The input section start

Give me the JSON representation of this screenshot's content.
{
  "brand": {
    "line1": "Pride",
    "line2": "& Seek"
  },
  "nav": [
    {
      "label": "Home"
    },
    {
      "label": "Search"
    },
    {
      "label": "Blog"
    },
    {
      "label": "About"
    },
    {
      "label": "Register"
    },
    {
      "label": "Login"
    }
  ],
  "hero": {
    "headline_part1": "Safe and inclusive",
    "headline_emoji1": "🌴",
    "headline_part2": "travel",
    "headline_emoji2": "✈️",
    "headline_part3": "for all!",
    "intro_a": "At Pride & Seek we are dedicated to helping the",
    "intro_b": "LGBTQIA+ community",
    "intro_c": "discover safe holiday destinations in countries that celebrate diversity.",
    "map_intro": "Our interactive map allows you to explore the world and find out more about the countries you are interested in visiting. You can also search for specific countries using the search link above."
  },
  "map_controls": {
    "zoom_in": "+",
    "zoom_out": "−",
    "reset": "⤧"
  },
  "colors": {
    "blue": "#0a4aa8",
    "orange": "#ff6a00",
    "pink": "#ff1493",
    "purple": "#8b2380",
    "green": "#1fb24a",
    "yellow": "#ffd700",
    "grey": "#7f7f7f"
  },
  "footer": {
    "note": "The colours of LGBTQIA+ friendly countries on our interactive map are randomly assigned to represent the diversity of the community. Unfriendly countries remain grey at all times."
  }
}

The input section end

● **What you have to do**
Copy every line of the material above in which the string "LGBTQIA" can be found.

● **Output of the task**
    "intro_b": "LGBTQIA+ community",
    "note": "The colours of LGBTQIA+ friendly countries on our interactive map are randomly assigned to represent the diversity of the community. Unfriendly countries remain grey at all times."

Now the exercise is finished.